At AECOM, we recognised this challenge and created i3 by AECOM – our lifecycle data science solution for the built environment. We help clients manage, comprehend and interpret mountains of data to create intelligence at each stage of the design, build, finance and operate process. We harness the power of data across a digitised and virtualised asset lifecycle.
As a diverse built environment, construction is generating and curating vast quantities of electronic data from the earliest grains of a new project investment decision through the whole lifecycle of an asset or portfolio. Continuous streams of data are feeding forward across our built environment, from capital to operational stages to service provision and increasingly backwards through systematic feedback loops, to inform lessons learned, supporting future investment decision making. Every day we exchange petabytes of construction data across systems, teams and countries. These data exchanges are moving from staged transactions to a frictionless data environment, accessible 24/7 in real time.
This velocity of this data acquisition, as in other sectors, is increasing at a prolific rate and from an ever-increasing variety of sources: from computers, mobile devices, asset telemetry, smart plant and even the end users themselves. Our construction sites are now a living, breathing, manufacturing location, with real-time data driving the operations and logistics.
As an industry, we have an enormous amount of siloed legacy data in relation to the existing retained estate. Usually, this is in innumerable formats stored in a potpourri of different ways from aged floppy discs, scratched CDs, DVDs, on-premises servers and the cloud to, more commonly, racks of as-built drawings and folders of operation and maintenance paper etc – and not forgetting all that tacit knowledge walking about our projects in wetware form (the human brain)! As our data volumes gets larger and larger, the challenge of turning this deluge into actionable intelligence gets bigger too.

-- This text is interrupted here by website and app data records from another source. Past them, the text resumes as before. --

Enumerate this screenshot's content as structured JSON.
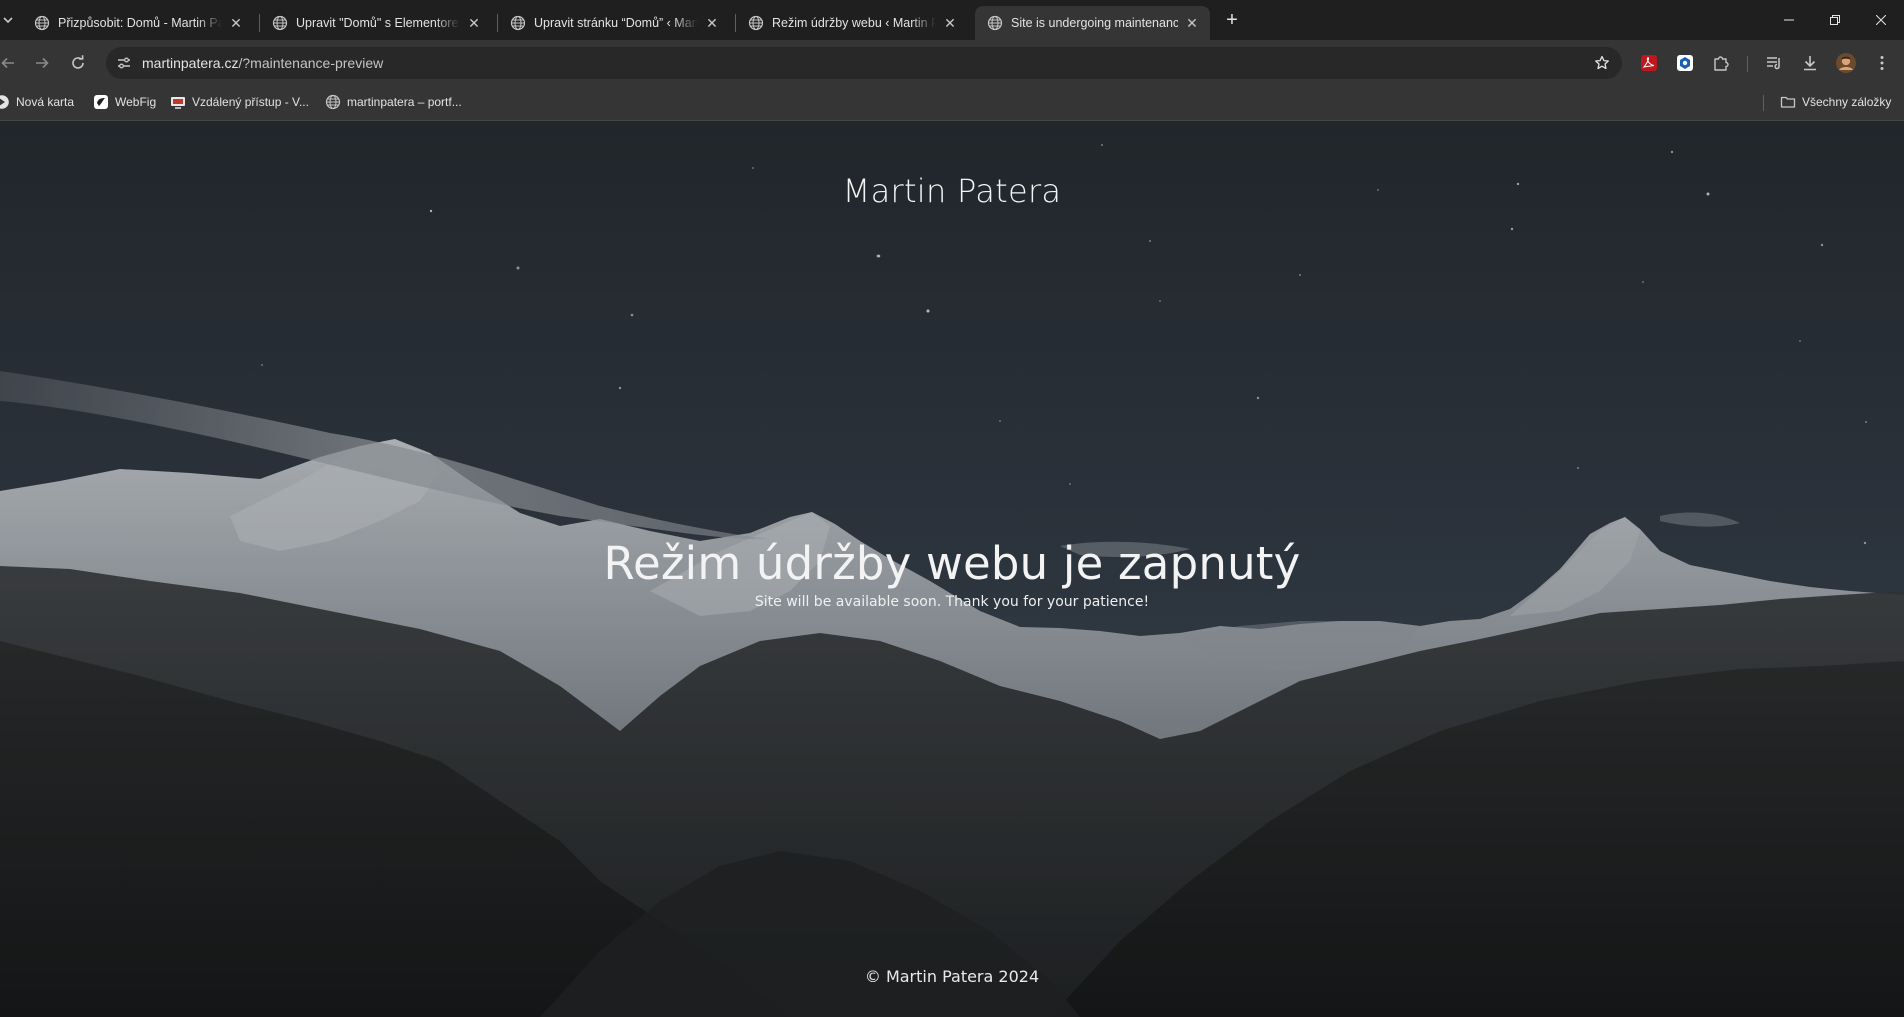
{
  "tabs": [
    {
      "title": "Přizpůsobit: Domů - Martin Patera",
      "active": false,
      "icon": "globe-icon"
    },
    {
      "title": "Upravit \"Domů\" s Elementorem",
      "active": false,
      "icon": "globe-icon"
    },
    {
      "title": "Upravit stránku “Domů” ‹ Martin Patera",
      "active": false,
      "icon": "globe-icon"
    },
    {
      "title": "Režim údržby webu ‹ Martin Patera",
      "active": false,
      "icon": "globe-icon"
    },
    {
      "title": "Site is undergoing maintenance",
      "active": true,
      "icon": "globe-icon"
    }
  ],
  "address_bar": {
    "domain": "martinpatera.cz",
    "path": "/?maintenance-preview"
  },
  "bookmarks": {
    "items": [
      {
        "label": "Nová karta",
        "icon": "new-tab-icon"
      },
      {
        "label": "WebFig",
        "icon": "webfig-icon"
      },
      {
        "label": "Vzdálený přístup - V...",
        "icon": "remote-access-icon"
      },
      {
        "label": "martinpatera – portf...",
        "icon": "globe-icon"
      }
    ],
    "all_bookmarks": "Všechny záložky"
  },
  "page": {
    "site_title": "Martin Patera",
    "headline": "Režim údržby webu je zapnutý",
    "subline": "Site will be available soon. Thank you for your patience!",
    "footer": "© Martin Patera 2024"
  },
  "colors": {
    "tab_strip": "#1f1f1f",
    "toolbar": "#353535",
    "omnibox": "#282828",
    "text": "#e3e3e3",
    "sky_top": "#262a30",
    "sky_bottom": "#3a4653"
  }
}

Retrospectively, we need more and more to make sure the value of this historic estate data can be harnessed, which involves data cleansing, validation and indexing to make sure it can be unified with other systems. Data in a construction organisation is, however, most often a complex web that needs to be carefully integrated to support joined-up or chained data queries, eg BIM + AIM + GIS + ERP = Big organisational value!
Having aggregated these data sets together, we need then to examine them and make sense of them to derive insights. Even though analytics are playing a part, construction is lagging behind other sectors because as an industry we are very poor at using our data to measure and benchmark infrastructure performance.
Solving this problem will need an intervention to bring communities together that create and operate assets as highlighted in the National Infrastructure Commission report, Data for the Public Good, which sets out a roadmap towards a national digital twin: a digital model of our national infrastructure that will be able both to monitor our infrastructure in real time and to simulate the impacts of possible event.
At i3 by AECOM, we are already on this trajectory, unifying separate systems and leveraging advanced cloud analytics solutions to make sense of our clients’ data systems in a real-time environment. These systems and processes are helping us interrogate large and often unstructured datasets, offering levels of insights that traditional systems cannot. These systems respond to client needs for consistent, real-time data to support decision making and increasingly to support forecasting and investment decision making using demand and prioritisation queries.
Storytelling with our data is becoming an ever-important and critical service of i3 by AECOM. Indeed, if a picture is worth a thousand words then enterprise-level construction data visualisation is worth at least a book!
Using dashboarding and data visualisation engines, we contextualise and form into bodies of knowledge (as illustrated above). This custom visualisation technology is helping us communicate all the relevant data we generate across our portfolio-level digital nervous system and present it in a clear and understandable way. Our customers are seeking, as Bill Gates envisioned, “business at the speed of thought” where information is available to make real-time decisions with transparent and trustworthy views of their integrated data, from cost to occupation, energy performance, schedule position.
Dashboards help us envision these large construction data sets coherently through the visual display of quantitative information, where we can reveal the data at several levels of detail, from a broad overview of a programme or project down to the fine structure of a work-package specification or object performance attributes.
Good construction dashboarding consists of complex ideas communicated with clarity, precision and efficiency, where graphics reveal data to stakeholders better than traditional methods. Good user interface is important; car manufacturers have shown us the best dashboards are usually the simplest and at the same time the most powerful. Construction clients are also now moving from deterministic to probabilistic use of data and asking “what if?” and “show me the impact of…” questions of their estate-level data, where on the fly they can visually and instantaneously gain insights into the effects of changes. Predictive modelling is allowing us to provide clients with early warnings before specific situations occur and implement repair before fail models with improved forecasting, allowing them to better prepare for best- and worst-case asset operational events.
Natural language interfaces, mixed reality and early artificial intelligence such as the Amelia AI interface are all starting to play their part in how clients and end users interface with and achieve better understanding of data, especially at an operational and service provision level.
Better data user interface is improving every week and at the same time so is our ability to make sense of our data.
Source: BIM Today